Read through the entries below and return each line with the word "JSON".

## SUPPLIED RECORDS
>>

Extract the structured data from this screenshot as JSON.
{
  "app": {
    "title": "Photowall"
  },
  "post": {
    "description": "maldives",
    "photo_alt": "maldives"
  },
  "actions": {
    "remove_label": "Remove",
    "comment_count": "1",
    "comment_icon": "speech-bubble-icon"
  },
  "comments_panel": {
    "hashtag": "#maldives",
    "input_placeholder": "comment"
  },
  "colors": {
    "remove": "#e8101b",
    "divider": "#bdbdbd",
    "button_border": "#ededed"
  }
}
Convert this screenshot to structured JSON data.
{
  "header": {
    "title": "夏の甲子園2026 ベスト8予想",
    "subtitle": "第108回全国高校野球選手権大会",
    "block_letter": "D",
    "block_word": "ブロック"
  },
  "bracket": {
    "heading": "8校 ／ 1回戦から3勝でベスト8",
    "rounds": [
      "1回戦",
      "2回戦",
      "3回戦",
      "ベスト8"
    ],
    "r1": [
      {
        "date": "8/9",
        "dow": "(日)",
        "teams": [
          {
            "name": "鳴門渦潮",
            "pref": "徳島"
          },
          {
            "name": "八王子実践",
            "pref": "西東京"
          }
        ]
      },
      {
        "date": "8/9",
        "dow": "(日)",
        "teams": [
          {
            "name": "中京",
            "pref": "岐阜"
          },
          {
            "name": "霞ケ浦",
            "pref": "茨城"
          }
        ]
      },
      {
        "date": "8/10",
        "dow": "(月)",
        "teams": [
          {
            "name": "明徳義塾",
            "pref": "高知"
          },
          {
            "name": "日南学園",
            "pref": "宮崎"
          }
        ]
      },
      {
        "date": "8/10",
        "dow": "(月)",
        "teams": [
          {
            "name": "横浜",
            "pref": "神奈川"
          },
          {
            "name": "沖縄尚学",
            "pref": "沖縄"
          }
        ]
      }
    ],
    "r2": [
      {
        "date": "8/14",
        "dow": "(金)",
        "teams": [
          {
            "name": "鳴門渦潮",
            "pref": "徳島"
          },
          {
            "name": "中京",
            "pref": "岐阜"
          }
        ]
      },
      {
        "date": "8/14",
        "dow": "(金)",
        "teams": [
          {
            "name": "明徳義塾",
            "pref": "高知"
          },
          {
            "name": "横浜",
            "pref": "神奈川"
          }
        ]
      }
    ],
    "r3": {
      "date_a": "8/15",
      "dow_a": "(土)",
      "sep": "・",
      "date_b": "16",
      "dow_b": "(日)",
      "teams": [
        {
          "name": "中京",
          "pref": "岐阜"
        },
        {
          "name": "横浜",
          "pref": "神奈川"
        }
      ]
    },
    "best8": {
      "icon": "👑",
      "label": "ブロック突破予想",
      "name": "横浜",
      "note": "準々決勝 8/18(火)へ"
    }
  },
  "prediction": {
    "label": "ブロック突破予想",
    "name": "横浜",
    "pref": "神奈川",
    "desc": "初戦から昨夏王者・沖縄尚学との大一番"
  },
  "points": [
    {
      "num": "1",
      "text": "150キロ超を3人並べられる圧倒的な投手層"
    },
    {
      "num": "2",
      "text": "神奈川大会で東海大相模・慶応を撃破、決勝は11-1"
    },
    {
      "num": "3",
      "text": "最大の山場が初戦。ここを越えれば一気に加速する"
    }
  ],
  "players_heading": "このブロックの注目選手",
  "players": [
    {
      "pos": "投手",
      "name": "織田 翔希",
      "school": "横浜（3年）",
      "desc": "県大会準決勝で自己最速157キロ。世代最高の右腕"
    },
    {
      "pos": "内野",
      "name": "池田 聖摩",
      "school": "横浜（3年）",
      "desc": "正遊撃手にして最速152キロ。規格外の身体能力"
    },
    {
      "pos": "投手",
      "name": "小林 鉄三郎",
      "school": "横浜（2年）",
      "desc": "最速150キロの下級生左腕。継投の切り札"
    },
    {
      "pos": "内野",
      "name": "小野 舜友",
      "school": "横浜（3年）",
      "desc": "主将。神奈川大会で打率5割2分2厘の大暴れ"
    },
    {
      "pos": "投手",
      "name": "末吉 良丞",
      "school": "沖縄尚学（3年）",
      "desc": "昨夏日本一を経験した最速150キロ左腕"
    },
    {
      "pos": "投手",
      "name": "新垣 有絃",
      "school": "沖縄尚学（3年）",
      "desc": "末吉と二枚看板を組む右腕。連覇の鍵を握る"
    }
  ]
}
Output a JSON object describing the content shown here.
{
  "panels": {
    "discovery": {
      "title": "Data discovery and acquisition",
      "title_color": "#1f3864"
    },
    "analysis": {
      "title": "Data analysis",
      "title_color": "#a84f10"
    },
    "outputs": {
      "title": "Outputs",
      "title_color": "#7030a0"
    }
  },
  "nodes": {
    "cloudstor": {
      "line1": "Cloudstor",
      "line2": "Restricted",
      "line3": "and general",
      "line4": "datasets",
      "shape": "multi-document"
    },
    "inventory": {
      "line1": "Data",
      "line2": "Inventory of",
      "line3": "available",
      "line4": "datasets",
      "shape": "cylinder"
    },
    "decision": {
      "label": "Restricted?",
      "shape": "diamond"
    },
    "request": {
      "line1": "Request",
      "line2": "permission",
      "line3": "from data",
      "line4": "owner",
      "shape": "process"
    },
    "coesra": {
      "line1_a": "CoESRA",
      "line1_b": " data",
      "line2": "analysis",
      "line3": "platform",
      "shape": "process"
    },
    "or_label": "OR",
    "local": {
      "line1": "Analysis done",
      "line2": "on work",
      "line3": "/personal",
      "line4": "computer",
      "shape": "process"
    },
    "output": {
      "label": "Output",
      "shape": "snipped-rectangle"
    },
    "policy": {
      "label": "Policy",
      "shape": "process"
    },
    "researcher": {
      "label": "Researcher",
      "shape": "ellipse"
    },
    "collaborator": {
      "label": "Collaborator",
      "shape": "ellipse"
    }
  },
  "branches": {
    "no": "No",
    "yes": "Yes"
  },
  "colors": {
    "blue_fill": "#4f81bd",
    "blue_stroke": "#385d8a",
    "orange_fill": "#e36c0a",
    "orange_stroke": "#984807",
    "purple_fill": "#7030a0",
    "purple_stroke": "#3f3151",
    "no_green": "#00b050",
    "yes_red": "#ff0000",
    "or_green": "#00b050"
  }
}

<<

## REPLY TO THE EXERCISE
Extract the structured data from this screenshot as JSON.
Convert this screenshot to structured JSON data.
Output a JSON object describing the content shown here.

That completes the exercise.